As a railroad engineer, Sisif is literally responsible for keeping the Wheel moving, and yet his latent lust after Norma is a subconscious attempt to buck it. He strongly associates his daughter with his train, and his destruction of it coincides with his decision to cut off Norma completely. But even at Sisif’s lowest, the Wheel keeps turning, as we see in each chapter break.
“And it is said that they themselves cannot free themselves of the Wheel.” Rudyard Kipling
It is only when the natural father-daughter relationship between Sisif and Norma is restored in all its purity that they allow themselves to be swept back up in life’s natural motions. High up in the French alps, Norma joins in the “Dance of the Wheel” at a festival, spinning around in a circle with the rest of the villagers. A now-blind Sisif sits in front of a window in his house, picturing the celebration taking place outside his home. While Norma is prolonging these cycles, Sisif quietly passes away, stepping off the circular journey that brought him so much pain and joy.
Though he is experimenting with a relatively new art form, Abel Gance’s absolute devotion to paying tribute to his literary idols endows La Roue with a great deal of historical weight. It is a thrilling, disturbing, and moving piece of epic cinematic poetry, drawing on the works of great writers to craft a narrative with as much to say about life, obsession, guilt, love, and death as any of its influences.
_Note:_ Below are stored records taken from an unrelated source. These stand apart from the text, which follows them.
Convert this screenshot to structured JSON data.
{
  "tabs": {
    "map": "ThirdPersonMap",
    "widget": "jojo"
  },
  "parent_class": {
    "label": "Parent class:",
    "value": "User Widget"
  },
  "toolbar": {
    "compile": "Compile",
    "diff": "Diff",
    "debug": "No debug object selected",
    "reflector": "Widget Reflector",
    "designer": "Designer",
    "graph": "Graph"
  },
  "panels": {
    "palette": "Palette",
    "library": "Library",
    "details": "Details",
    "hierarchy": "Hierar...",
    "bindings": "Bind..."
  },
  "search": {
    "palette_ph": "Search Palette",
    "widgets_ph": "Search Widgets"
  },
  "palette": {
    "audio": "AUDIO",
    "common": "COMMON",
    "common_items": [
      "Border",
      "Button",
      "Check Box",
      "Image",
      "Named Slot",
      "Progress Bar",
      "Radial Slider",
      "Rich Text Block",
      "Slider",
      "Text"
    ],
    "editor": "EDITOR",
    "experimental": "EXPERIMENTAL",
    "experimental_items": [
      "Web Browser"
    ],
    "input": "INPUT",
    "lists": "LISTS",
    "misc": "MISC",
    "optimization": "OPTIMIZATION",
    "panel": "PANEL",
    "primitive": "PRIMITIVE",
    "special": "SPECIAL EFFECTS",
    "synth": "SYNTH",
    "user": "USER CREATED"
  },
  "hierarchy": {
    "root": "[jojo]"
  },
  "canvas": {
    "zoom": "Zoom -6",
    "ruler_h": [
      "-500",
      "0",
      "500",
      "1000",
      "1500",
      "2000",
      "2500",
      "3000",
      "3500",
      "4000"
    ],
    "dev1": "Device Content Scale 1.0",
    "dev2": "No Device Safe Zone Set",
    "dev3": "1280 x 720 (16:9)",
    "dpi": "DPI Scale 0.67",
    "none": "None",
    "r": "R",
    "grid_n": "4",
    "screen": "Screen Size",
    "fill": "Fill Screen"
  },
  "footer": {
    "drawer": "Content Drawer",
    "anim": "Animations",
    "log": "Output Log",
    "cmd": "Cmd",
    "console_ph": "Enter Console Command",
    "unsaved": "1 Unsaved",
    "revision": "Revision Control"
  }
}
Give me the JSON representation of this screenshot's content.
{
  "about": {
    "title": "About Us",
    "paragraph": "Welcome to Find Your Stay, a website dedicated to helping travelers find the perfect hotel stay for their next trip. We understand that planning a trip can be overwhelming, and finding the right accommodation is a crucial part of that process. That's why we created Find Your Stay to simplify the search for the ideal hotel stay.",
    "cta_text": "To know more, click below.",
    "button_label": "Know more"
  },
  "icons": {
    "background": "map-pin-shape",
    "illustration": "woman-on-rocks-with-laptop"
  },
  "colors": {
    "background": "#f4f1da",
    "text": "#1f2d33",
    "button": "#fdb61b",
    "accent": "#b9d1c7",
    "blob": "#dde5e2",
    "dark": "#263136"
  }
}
It stands incredibly tall as a breath-taking example of what silent film can achieve, especially when the shackles of conventional filmmaking are broken to make way for experimental editing, camera movement, and visual compositions.
La Roue is currently unavailable to watch in Australia.
One thought on “La Roue (1923)”